As good as Robbie is, the real outstanding performance is from Janney as Harding’s mother. She really makes you despise the woman, even when Golden attempts to justify her actions to Harding. Janney embodies the role so well it’s frightening. Subsequently she has won just about every award going for Best Supporting Actress in this role, including the Academy Award. Janney has often been overlooked as a standout performer: to look through her back catalogue over her extensive career is to see just how talented she is and how far she has come and how much she truly deserves the recognition as an Academy Award winner.
Stan’s performance as Gillooly is just as good as Robbie’s portrayal of Harding, however the character is just not as substantial as Harding. Abusive apologetic men are ten-a-penny in movies (which very unfortunately reflects reality) and there’s nothing in particular about Gillooly that makes him in any way likable, and Stan plays that well.
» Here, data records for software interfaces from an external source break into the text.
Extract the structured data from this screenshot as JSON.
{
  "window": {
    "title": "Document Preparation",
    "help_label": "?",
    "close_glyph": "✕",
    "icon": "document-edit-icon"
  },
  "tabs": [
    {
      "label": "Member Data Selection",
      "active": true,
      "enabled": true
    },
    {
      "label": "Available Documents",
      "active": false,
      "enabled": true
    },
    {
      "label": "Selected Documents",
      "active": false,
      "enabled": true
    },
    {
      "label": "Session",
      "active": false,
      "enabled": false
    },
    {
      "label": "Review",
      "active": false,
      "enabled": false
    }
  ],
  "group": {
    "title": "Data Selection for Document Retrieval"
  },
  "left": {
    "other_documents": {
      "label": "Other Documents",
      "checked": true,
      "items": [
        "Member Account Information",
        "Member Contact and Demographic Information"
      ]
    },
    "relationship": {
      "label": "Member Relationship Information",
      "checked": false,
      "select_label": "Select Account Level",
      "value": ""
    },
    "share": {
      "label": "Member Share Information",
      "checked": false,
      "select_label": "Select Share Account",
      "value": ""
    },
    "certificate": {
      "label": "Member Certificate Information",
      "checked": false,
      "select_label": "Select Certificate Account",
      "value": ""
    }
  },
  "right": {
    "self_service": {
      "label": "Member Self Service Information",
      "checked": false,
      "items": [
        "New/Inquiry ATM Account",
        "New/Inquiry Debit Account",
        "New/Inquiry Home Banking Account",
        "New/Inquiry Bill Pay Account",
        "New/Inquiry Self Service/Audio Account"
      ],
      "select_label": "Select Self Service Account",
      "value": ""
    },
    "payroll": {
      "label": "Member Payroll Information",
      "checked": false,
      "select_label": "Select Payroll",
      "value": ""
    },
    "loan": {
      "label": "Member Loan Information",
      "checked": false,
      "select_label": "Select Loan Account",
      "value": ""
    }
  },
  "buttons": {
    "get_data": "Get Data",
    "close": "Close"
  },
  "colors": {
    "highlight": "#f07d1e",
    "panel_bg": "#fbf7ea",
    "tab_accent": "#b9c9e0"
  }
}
Perhaps Gillooly’s only redeeming factor (and it’s a very, very slight redemption) is that he really did not want to ruin Harding. It absolutely does not excuse his actions, however it does show a human side to an abusive man, a side that tends to keep a woman returning to him, and that’s always an interesting side to explore. The more we can try to understand why this kind of thing happens, perhaps the more we can do to stop it and avoid it all together. Films like this keep this kind of thing in the minds of the public, and that can’t be a bad thing.
The complexity of love and what someone is willing to put up with in order to have it is one of the most explored situations in movies. Harding’s need to be loved, whether by her husband, her mother or the public, is put on show for all the world to see here: nothing is hidden from view, perhaps explaining the documentary style and breaks in the fourth wall. I, Tonya has no hidden agenda: everything is based on as much fact as the filmmakers could gather as well as testimonies from those involved, even showing clips of the real interviews with the real people during the end credits. If anything, the actual “incident” involving Kerrigan almost feels like an afterthought for the last half an hour or so of the film. Despite Robbie as Harding telling us it’s what we’ve all come here for, the real interest ends up being in Harding and her life, how she managed to build herself up in one of the toughest, most judgemental sports despite being from an impoverished background compared to other well-off skaters. Not to mention the human-shaped obstacles she faced in the form of Gillooly and Golden. Although Harding is at times brash and cringeworthy, overall it’s easy to come around to her and her attitude (she is described as being like America early on in the film: you either like it or you don’t). By the end of I, Tonya, it’s quite likely that you will come out on the side of liking Harding, particularly in a day and age where we need more outspoken and determined women proving that no matter your background or sufferings, you can be just who you want to be as long as you work hard enough for it.